→ About this task
Your output must match the records exactly, line for line.

→ Stored data
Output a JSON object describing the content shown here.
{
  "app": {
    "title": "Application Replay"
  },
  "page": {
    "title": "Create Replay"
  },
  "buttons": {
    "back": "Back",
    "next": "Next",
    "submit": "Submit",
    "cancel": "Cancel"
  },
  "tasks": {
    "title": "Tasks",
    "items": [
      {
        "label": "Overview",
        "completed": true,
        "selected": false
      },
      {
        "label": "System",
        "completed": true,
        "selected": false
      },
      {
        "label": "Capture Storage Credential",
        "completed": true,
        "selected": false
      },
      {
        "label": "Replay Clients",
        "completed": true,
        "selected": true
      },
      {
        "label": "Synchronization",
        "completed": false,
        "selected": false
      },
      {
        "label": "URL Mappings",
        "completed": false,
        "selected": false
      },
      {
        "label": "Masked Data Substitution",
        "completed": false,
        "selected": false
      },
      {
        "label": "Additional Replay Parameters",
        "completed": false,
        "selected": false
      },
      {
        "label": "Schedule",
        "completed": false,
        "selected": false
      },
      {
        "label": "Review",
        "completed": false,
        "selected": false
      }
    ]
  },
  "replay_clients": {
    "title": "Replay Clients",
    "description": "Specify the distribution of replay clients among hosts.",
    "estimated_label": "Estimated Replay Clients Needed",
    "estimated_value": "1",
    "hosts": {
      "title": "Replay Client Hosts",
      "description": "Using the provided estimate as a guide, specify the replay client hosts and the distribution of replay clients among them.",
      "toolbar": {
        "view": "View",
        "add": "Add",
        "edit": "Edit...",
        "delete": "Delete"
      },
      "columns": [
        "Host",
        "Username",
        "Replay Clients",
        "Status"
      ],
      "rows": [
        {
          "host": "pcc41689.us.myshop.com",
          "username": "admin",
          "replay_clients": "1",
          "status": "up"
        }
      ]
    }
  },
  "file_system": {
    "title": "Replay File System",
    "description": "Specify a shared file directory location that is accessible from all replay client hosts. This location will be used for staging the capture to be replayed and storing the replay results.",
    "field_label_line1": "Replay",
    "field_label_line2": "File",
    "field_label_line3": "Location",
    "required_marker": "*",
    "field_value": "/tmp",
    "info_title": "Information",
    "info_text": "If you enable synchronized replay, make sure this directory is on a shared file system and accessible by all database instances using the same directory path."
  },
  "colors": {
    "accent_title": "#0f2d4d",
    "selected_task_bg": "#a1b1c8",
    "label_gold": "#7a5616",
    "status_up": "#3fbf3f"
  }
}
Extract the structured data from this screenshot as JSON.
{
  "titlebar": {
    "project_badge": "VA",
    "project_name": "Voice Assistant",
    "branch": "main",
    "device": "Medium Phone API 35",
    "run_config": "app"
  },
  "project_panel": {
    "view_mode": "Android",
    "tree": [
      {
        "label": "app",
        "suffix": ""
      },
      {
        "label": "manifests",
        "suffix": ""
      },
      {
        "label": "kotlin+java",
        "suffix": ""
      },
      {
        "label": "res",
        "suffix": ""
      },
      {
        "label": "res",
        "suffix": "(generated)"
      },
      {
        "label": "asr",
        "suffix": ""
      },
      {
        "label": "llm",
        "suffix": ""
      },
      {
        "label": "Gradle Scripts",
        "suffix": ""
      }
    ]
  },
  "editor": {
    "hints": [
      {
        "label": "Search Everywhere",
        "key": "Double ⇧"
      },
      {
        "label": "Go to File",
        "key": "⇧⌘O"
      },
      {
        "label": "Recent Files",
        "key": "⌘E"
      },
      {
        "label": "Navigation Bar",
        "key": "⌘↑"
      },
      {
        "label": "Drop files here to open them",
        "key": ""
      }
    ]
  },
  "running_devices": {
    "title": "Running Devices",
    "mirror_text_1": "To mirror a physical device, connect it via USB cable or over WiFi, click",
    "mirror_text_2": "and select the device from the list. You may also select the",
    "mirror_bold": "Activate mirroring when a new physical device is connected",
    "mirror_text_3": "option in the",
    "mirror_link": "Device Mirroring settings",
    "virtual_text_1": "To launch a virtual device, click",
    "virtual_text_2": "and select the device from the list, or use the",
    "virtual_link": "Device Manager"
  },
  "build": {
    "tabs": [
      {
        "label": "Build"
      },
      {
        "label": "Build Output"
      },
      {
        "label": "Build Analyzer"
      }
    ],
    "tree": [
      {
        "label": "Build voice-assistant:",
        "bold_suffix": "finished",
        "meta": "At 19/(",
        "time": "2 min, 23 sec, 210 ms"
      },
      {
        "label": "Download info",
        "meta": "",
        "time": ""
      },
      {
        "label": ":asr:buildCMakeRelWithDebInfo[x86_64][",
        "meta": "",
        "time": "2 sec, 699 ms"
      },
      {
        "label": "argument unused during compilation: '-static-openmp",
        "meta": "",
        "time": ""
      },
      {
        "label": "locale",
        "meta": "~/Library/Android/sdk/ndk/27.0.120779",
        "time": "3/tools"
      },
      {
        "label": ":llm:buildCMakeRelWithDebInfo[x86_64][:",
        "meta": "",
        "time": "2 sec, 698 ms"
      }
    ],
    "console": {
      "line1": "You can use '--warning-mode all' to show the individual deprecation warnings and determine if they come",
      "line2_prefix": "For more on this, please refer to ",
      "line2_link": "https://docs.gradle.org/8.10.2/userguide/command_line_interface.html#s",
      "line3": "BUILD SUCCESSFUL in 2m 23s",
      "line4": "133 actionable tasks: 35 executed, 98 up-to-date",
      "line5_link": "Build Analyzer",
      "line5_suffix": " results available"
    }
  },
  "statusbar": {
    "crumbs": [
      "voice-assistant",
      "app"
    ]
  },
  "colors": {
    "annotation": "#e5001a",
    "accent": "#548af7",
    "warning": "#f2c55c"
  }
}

→ Solution to this problem
Output a JSON object describing the content shown here.
{
  "app": {
    "title": "Application Replay"
  },
  "page": {
    "title": "Create Replay"
  },
  "buttons": {
    "back": "Back",
    "next": "Next",
    "submit": "Submit",
    "cancel": "Cancel"
  },
  "tasks": {
    "title": "Tasks",
    "items": [
      {
        "label": "Overview",
        "completed": true,
        "selected": false
      },
      {
        "label": "System",
        "completed": true,
        "selected": false
      },
      {
        "label": "Capture Storage Credential",
        "completed": true,
        "selected": false
      },
      {
        "label": "Replay Clients",
        "completed": true,
        "selected": true
      },
      {
        "label": "Synchronization",
        "completed": false,
        "selected": false
      },
      {
        "label": "URL Mappings",
        "completed": false,
        "selected": false
      },
      {
        "label": "Masked Data Substitution",
        "completed": false,
        "selected": false
      },
      {
        "label": "Additional Replay Parameters",
        "completed": false,
        "selected": false
      },
      {
        "label": "Schedule",
        "completed": false,
        "selected": false
      },
      {
        "label": "Review",
        "completed": false,
        "selected": false
      }
    ]
  },
  "replay_clients": {
    "title": "Replay Clients",
    "description": "Specify the distribution of replay clients among hosts.",
    "estimated_label": "Estimated Replay Clients Needed",
    "estimated_value": "1",
    "hosts": {
      "title": "Replay Client Hosts",
      "description": "Using the provided estimate as a guide, specify the replay client hosts and the distribution of replay clients among them.",
      "toolbar": {
        "view": "View",
        "add": "Add",
        "edit": "Edit...",
        "delete": "Delete"
      },
      "columns": [
        "Host",
        "Username",
        "Replay Clients",
        "Status"
      ],
      "rows": [
        {
          "host": "pcc41689.us.myshop.com",
          "username": "admin",
          "replay_clients": "1",
          "status": "up"
        }
      ]
    }
  },
  "file_system": {
    "title": "Replay File System",
    "description": "Specify a shared file directory location that is accessible from all replay client hosts. This location will be used for staging the capture to be replayed and storing the replay results.",
    "field_label_line1": "Replay",
    "field_label_line2": "File",
    "field_label_line3": "Location",
    "required_marker": "*",
    "field_value": "/tmp",
    "info_title": "Information",
    "info_text": "If you enable synchronized replay, make sure this directory is on a shared file system and accessible by all database instances using the same directory path."
  },
  "colors": {
    "accent_title": "#0f2d4d",
    "selected_task_bg": "#a1b1c8",
    "label_gold": "#7a5616",
    "status_up": "#3fbf3f"
  }
}
Extract the structured data from this screenshot as JSON.
{
  "titlebar": {
    "project_badge": "VA",
    "project_name": "Voice Assistant",
    "branch": "main",
    "device": "Medium Phone API 35",
    "run_config": "app"
  },
  "project_panel": {
    "view_mode": "Android",
    "tree": [
      {
        "label": "app",
        "suffix": ""
      },
      {
        "label": "manifests",
        "suffix": ""
      },
      {
        "label": "kotlin+java",
        "suffix": ""
      },
      {
        "label": "res",
        "suffix": ""
      },
      {
        "label": "res",
        "suffix": "(generated)"
      },
      {
        "label": "asr",
        "suffix": ""
      },
      {
        "label": "llm",
        "suffix": ""
      },
      {
        "label": "Gradle Scripts",
        "suffix": ""
      }
    ]
  },
  "editor": {
    "hints": [
      {
        "label": "Search Everywhere",
        "key": "Double ⇧"
      },
      {
        "label": "Go to File",
        "key": "⇧⌘O"
      },
      {
        "label": "Recent Files",
        "key": "⌘E"
      },
      {
        "label": "Navigation Bar",
        "key": "⌘↑"
      },
      {
        "label": "Drop files here to open them",
        "key": ""
      }
    ]
  },
  "running_devices": {
    "title": "Running Devices",
    "mirror_text_1": "To mirror a physical device, connect it via USB cable or over WiFi, click",
    "mirror_text_2": "and select the device from the list. You may also select the",
    "mirror_bold": "Activate mirroring when a new physical device is connected",
    "mirror_text_3": "option in the",
    "mirror_link": "Device Mirroring settings",
    "virtual_text_1": "To launch a virtual device, click",
    "virtual_text_2": "and select the device from the list, or use the",
    "virtual_link": "Device Manager"
  },
  "build": {
    "tabs": [
      {
        "label": "Build"
      },
      {
        "label": "Build Output"
      },
      {
        "label": "Build Analyzer"
      }
    ],
    "tree": [
      {
        "label": "Build voice-assistant:",
        "bold_suffix": "finished",
        "meta": "At 19/(",
        "time": "2 min, 23 sec, 210 ms"
      },
      {
        "label": "Download info",
        "meta": "",
        "time": ""
      },
      {
        "label": ":asr:buildCMakeRelWithDebInfo[x86_64][",
        "meta": "",
        "time": "2 sec, 699 ms"
      },
      {
        "label": "argument unused during compilation: '-static-openmp",
        "meta": "",
        "time": ""
      },
      {
        "label": "locale",
        "meta": "~/Library/Android/sdk/ndk/27.0.120779",
        "time": "3/tools"
      },
      {
        "label": ":llm:buildCMakeRelWithDebInfo[x86_64][:",
        "meta": "",
        "time": "2 sec, 698 ms"
      }
    ],
    "console": {
      "line1": "You can use '--warning-mode all' to show the individual deprecation warnings and determine if they come",
      "line2_prefix": "For more on this, please refer to ",
      "line2_link": "https://docs.gradle.org/8.10.2/userguide/command_line_interface.html#s",
      "line3": "BUILD SUCCESSFUL in 2m 23s",
      "line4": "133 actionable tasks: 35 executed, 98 up-to-date",
      "line5_link": "Build Analyzer",
      "line5_suffix": " results available"
    }
  },
  "statusbar": {
    "crumbs": [
      "voice-assistant",
      "app"
    ]
  },
  "colors": {
    "annotation": "#e5001a",
    "accent": "#548af7",
    "warning": "#f2c55c"
  }
}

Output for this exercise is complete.